Remove Our Handicaps

Is it not proper, then, as a start toward making the decisions which will count in the next decade, to look first to see what is really handicapping us in international competition?

If corporate taxes are higher than those of foreign competitors, and they are in many instances, and if our depreciation allowances for plants and tools are lower, as they usually are, would it not be wise to reconsider the matter?

If, by following what appears, at the time, to be the pursuit of political popularity, we promote the concentration of unreasonable powers in labor unions, does this not result in uneconomic wage settlements and do not these, in turn, result in pricing products out of markets and union members out of jobs?
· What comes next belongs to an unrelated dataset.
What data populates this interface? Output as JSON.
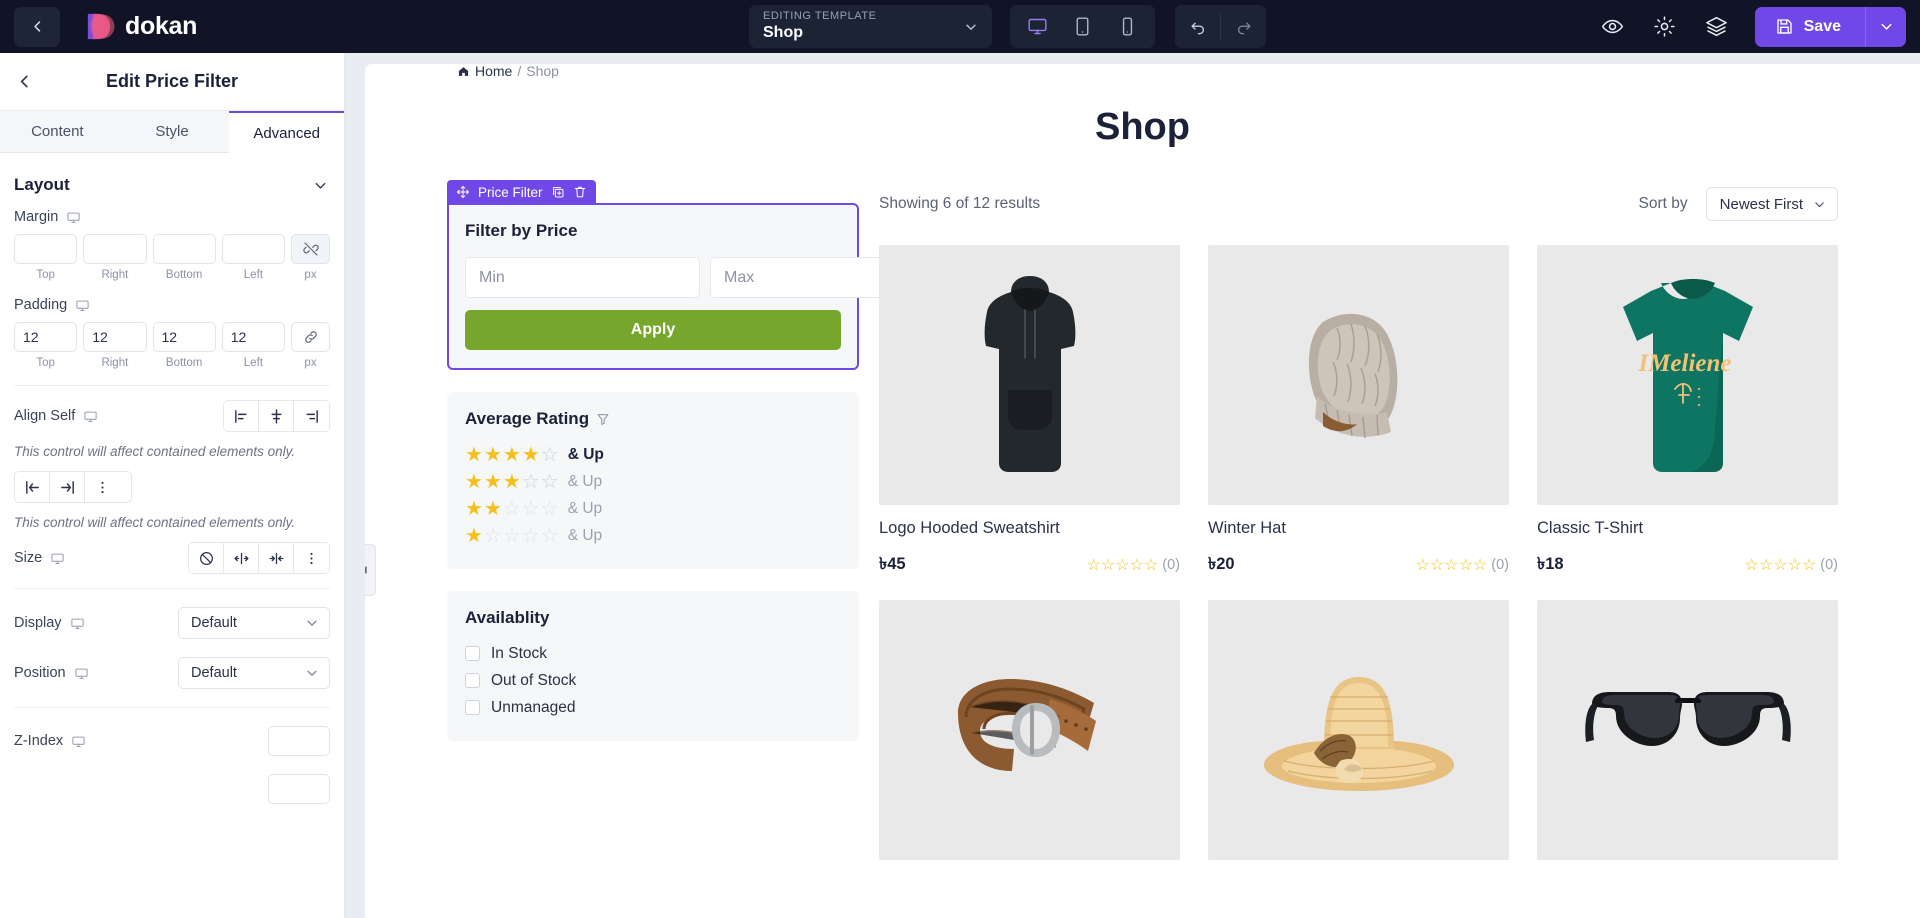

And should not these con­sequences be examined in the interest of the nation and of union members themselves?

If, by lack of economic under­standing, we suffer a continued at­tack upon the profits earned by business—if we fail to achieve a popular understanding that profits are the source of our industrial strength and that profit at work in the form of tools and factories is the most inviting sight that a man looking for a job, or a nation seeking industrial strength can be­hold—will we not run the risk of undermining the material strength that is necessary to give support to any moral purpose?

These and many other like questions need answering. And none of the answers will be easily found—or, when found, univer­sally accepted. Answers to tough questions never are easy.

But whether we like it or not, this is certainly a time for deci­sion. The choices we make or fail to make in the next few years could determine, for many decades to come, whether this nation shall decline to secondary influence in the world’s affairs, or whether we shall go forward—as I believe we can—to greater achievement in a world that is at peace because our nation is strong.